Fort Chadbourne

Fort Chadbourne was established October 28, 1852 by companies A and K of the Eighth United States Infantry. The fort was named for 2nd Lt. Theodore Lincoln Chadbourne who fought and was killed in the Mexican War in the Battle of Resaca de la Palma. Fort Chadbourne is one of the frontier forts established to protect the settlers moving west.

The Fort Chadbourne Foundation was established February 1, 1999 as a 501(c) 3 non profit charitable organization to preserve, stabilize, and partially restore the historic site of Fort Chadbourne and present it to the public. The fort site is open to the public for self guided tours during daylight hours, seven days a week and there is no charge for touring the site but donations are gladly accepted.

The fort site has several ruins and is currently under a stabilization project. We have a temporary visitor's center/museum that houses many artifacts found at the fort and is located in the rock office, just east of the fence line from the barrack buildings. This office is open from 8:00 a.m. until 5:00 p.m. during the week unless we are attending meetings, giving programs, etc. We also offer weekend and holiday appointments by contacting the foundation at 915-743-2555 or 915-473-5311.

Fort Chadbourne
Twelve miles northeast of present day Bronte on US 277.

Various military units occupied Fort Chadbourne between 1852 and 1867, including elements of the Eighth United States Infantry, the Second United States Dragoons, The Texas Mounted Volunteers (portions of which were mustered at the post in March, 1855) the First United States Infantry, the Second United States Cavalry, and the Fourth United States Cavalry. (Bitner 1933, 8)

Among the more notable figures who served at the post prior to the Civil War were Lts. James Longstreet, Arthur Pendleton Bagley, and George E. Pickett, each of whom became distinguished Confederate generals during the War of Rebellion. Miles W. Keogh was also posted to Fort Chadbourne during its brief re-occupation in 1867. He, as captain in the Seventh United States Cavalry, was destined to fall at the Battle of Little Big Horn some nine years later on June 25, 1876. (Crimmins 1950, 444-445; Bitner 1933, 7-8)

Fort Chadbourne was in the heart of Peneteka Comanche country. Though the tribe was officially at peace, Chiefs Sanaco and Buffalo Hump led bands of this tribe on raids. Occasionally bands of Indians would make a friendly visit to the fort.

In his book, Our Wild Indians, Col. Richard M. Dodge, who knew the Old West from experience attaches to Fort Chadbourne a tale told throughout the Great Plains frontier.

    Indians were fond of both horse racing and gambling and not infrequently officers and troops stationed at the various frontier posts would engage in some competition with them. On one particular occasion a band of Comanches under Mu-la-que-top camped near Fort Chadbourne. During the course of their stay some officers from the post challenged the Indians to a bit of horse racing. The Indians accepted the challenge with the result that their somewhat inferior and often pathetic looking entry bested a magnificent Kentucky mare owned by one of the soldiers. The Comanche rider added insult to financial injury by riding the last fifty yards of the race mounted face to tail, beckoning the rider of the mare to come on.

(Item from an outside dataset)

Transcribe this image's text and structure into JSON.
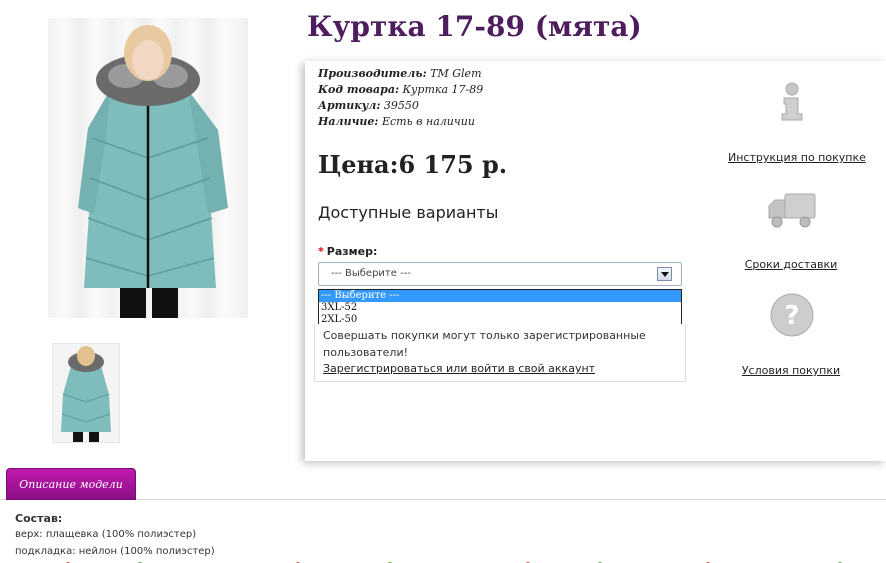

In August of 1853, Co. W. G. Freeman, conducting an inspection of the post noted in his report that even though a direct road connected Fort Chadbourne with Fort Mason, one hundred twenty miles to the southeast, no communications had existed with Fort Phantom Hill to the north. At the time of Freeman's inspection the two forts, situated only fifty-nine miles from one another, had coexisted in the region for eleven months. In fact, the trail connecting the two posts was so indistinct and difficult to follow that Freeman's guide to Fort Phantom Hill, an original explorer of the route, became temporarily lost on the journey. (Crimmins 1950, 443,448)

Col. J. K. F. Mansfield noted in his inspection report of 1856:

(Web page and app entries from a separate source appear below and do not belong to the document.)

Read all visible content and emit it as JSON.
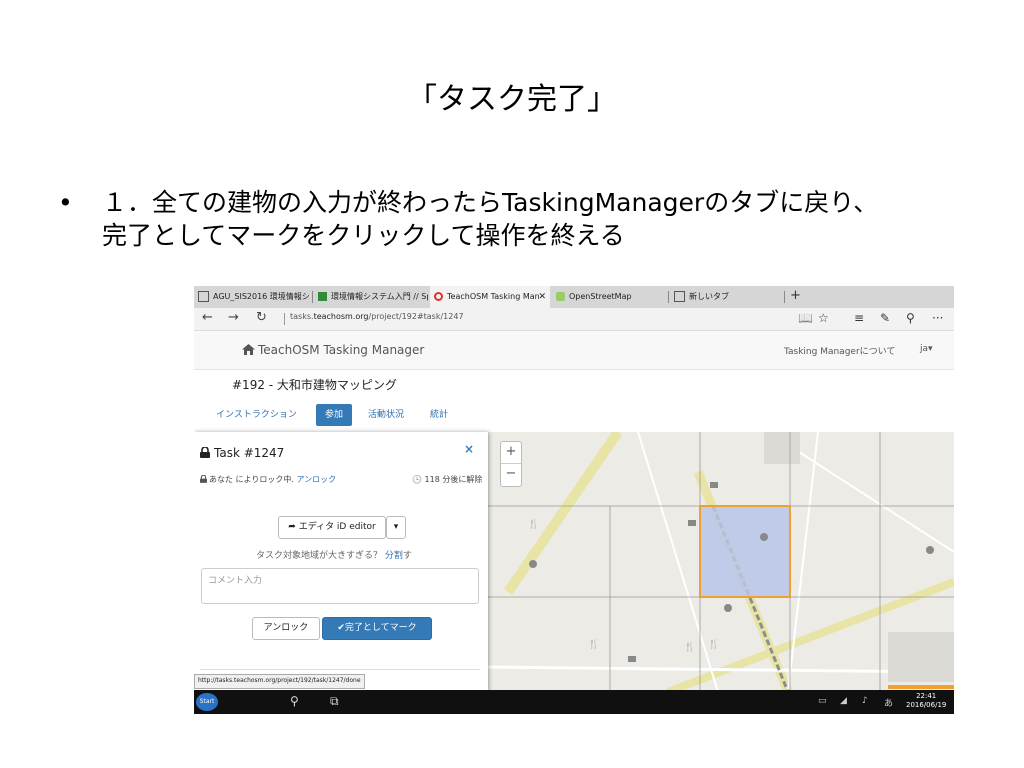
{
  "slide": {
    "title": "「タスク完了」",
    "bullet_symbol": "•",
    "bullet_line1": "１．全ての建物の入力が終わったらTaskingManagerのタブに戻り、",
    "bullet_line2": "完了としてマークをクリックして操作を終える"
  },
  "browser": {
    "tabs": [
      {
        "label": "AGU_SIS2016 環境情報システム"
      },
      {
        "label": "環境情報システム入門 // Spe"
      },
      {
        "label": "TeachOSM Tasking Man",
        "close": "✕"
      },
      {
        "label": "OpenStreetMap"
      },
      {
        "label": "新しいタブ"
      }
    ],
    "new_tab": "+",
    "back": "←",
    "forward": "→",
    "refresh": "↻",
    "url_prefix": "tasks.",
    "url_domain": "teachosm.org",
    "url_path": "/project/192#task/1247",
    "tool_icons": [
      "📖",
      "☆",
      "≡",
      "✎",
      "⚲",
      "···"
    ]
  },
  "tm": {
    "brand": "TeachOSM Tasking Manager",
    "about": "Tasking Managerについて",
    "lang": "ja▾",
    "project_title": "#192 - 大和市建物マッピング",
    "tabs": [
      "インストラクション",
      "参加",
      "活動状況",
      "統計"
    ],
    "task": {
      "title": "Task #1247",
      "close": "×",
      "lock_text": "あなた によりロック中.",
      "unlock_link": "アンロック",
      "time": "118 分後に解除",
      "editor_button": "エディタ iD editor",
      "dropdown": "▾",
      "hint": "タスク対象地域が大きすぎる？",
      "split_link": "分割",
      "hint_end": "す",
      "comment_placeholder": "コメント入力",
      "unlock_button": "アンロック",
      "done_button": "✔完了としてマーク"
    },
    "map": {
      "zoom_in": "+",
      "zoom_out": "−"
    }
  },
  "status_url": "http://tasks.teachosm.org/project/192/task/1247/done",
  "taskbar": {
    "start": "Start",
    "time": "22:41",
    "date": "2016/06/19"
  },
  "colors": {
    "accent": "#337ab7",
    "selected_task_fill": "#b9c6ea",
    "selected_task_border": "#f0a030"
  }
}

    "The country about here is not particularly inviting to settlers and I should think on account of the generally poor land and dry seasons, it will not soon be occupied. There are no settlements unconnected with the garrison directly on indirectly. "(Crimmins 1939, 369)

In 1854, Indians killed Capt. Van Buren near the fort. Later that year, Comanches caught two military mail carriers, tied them to a tree and burned them. One soldier returned to camp with fourteen arrows protruding from him. Future general David M. Stanley commented that he looked like a porcupine. Miraculously, he recovered within a few weeks.